With state sides and counties largely depending on national boards to stay financially solvent, it's cricket's national associations that have performed the role that football clubs do. It was Sri Lanka Cricket that discovered Malinga and invested both time and money to ensure he could be a factor at the highest level. It's the national academies that tend to do for cricket what La Masia has done for Barcelona football.

In that regard, you can understand why cricket boards are angered when a player chooses the IPL over representing his country. After all, where he is today is as much a result of their work as it is a consequence of his talent. But under the present dispensation, the national boards get decent compensation, with 10% of all IPL contracts signed going into their coffers. Just for signing no-objection certificates, Sri Lanka Cricket's account is richer by nearly half a million dollars.

Is that enough? Probably not. What cricket is going through right now is a churning similar to that which football underwent in the 1950s, when the likes of Alfredo di Stefano and Omar Sivori abandoned their South American roots to make a better living in Europe's cash-rich leagues. That talent drain continues to this day. Europe's top clubs have the money and they provide a stage, the European Champions League, that's second only to the World Cup in terms of prestige. Only someone lacking ambition would pass up a chance to play there.

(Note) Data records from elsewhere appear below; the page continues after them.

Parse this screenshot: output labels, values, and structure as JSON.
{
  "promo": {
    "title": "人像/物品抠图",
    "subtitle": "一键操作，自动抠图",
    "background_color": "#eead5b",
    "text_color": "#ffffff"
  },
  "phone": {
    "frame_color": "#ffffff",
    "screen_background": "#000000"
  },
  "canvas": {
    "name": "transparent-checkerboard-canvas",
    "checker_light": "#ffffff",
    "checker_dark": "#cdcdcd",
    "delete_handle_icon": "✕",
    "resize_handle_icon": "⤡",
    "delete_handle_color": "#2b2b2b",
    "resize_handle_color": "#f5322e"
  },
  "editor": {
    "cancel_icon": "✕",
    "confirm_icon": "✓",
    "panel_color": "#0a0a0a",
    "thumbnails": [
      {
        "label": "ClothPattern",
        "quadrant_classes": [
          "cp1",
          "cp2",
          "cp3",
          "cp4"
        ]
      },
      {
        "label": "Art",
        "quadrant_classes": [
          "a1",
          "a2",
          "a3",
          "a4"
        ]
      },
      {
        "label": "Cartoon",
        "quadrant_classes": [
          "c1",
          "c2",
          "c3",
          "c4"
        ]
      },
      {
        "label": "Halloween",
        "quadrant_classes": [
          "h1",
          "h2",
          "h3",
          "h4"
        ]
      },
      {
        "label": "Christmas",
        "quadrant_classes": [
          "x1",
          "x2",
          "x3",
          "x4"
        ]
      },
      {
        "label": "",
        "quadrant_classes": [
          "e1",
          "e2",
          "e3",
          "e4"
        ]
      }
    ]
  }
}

With the IPL, things are not so clear cut. Football, regardless of whether it's for your national team or your club, is played over 90 minutes. It could even be argued that the best club sides, with their agglomeration of talent and the chance to practise and play together 10 months a year, are superior to any national team. That certainly isn't the case with Twenty20 cricket and the IPL.

Given how the vast majority of players want to be part of the IPL, creating a window for it within the framework of the Future Tours Programme is the only way forward. The league is India's baby, backed by the biggest sponsors in the game, and any national board that takes it on is doomed to failure. Far better instead to listen to what your players want, and bank that 10%.

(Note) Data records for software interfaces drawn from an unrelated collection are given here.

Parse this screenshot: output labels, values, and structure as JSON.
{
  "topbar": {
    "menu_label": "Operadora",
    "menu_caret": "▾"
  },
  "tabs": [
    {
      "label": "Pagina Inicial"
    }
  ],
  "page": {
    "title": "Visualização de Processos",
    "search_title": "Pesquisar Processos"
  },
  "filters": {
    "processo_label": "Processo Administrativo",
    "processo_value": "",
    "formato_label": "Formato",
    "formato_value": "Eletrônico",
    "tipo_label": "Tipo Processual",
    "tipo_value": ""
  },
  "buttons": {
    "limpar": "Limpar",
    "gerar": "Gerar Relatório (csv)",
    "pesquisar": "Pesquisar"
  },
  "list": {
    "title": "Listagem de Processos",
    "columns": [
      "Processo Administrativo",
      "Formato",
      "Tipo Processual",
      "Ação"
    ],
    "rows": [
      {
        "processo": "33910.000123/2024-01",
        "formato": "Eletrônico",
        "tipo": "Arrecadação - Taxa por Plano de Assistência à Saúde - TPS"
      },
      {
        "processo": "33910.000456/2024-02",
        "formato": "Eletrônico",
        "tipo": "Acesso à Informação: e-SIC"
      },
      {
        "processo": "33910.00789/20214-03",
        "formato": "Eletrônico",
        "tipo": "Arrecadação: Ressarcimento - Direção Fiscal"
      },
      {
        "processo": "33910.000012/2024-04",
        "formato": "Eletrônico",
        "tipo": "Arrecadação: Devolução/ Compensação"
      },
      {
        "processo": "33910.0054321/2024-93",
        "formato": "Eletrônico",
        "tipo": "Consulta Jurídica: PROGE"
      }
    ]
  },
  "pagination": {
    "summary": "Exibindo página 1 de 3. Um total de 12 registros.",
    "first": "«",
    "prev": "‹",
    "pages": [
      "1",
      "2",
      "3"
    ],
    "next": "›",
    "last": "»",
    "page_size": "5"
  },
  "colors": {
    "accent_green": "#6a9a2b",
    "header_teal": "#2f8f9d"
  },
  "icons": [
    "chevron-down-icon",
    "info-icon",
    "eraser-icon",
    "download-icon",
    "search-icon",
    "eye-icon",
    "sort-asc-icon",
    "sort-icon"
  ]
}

Talk to the likes of Sangakkara and Daniel Vettori and they will tell you that this isn't about club or country. It's about players finally being able to take home money commensurate with their ability. When you can make as much from six weeks of IPL as you would from a few years of playing for the national side, why would you not throw your cap into the ring? And if your team owners look after you better than your board does, why would you not be loyal to them? Why should Gayle not, like you and me, honour those who honour him and disdain those who despise him, to quote the Bible?

There will always be a group of people who insist that "muddied oafs and flannelled fools" are paid too much. But unlike many administrators, bankers or politicians who rob us blind, most sportsmen leave something tangible behind. Michael Jordan, who helped take athletes' salaries into the stratosphere, once said: "Obstacles don't have to stop you. If you run into a wall, don't turn around and give up. Figure out how to climb it, go through it, or work around it." Malinga, for one, has done that, and instead of grudging him the rewards, we should be happy for a man who'll probably need a walking stick to get around by the time he's 50.

Dileep Premachandran is an associate editor at ESPNcricinfo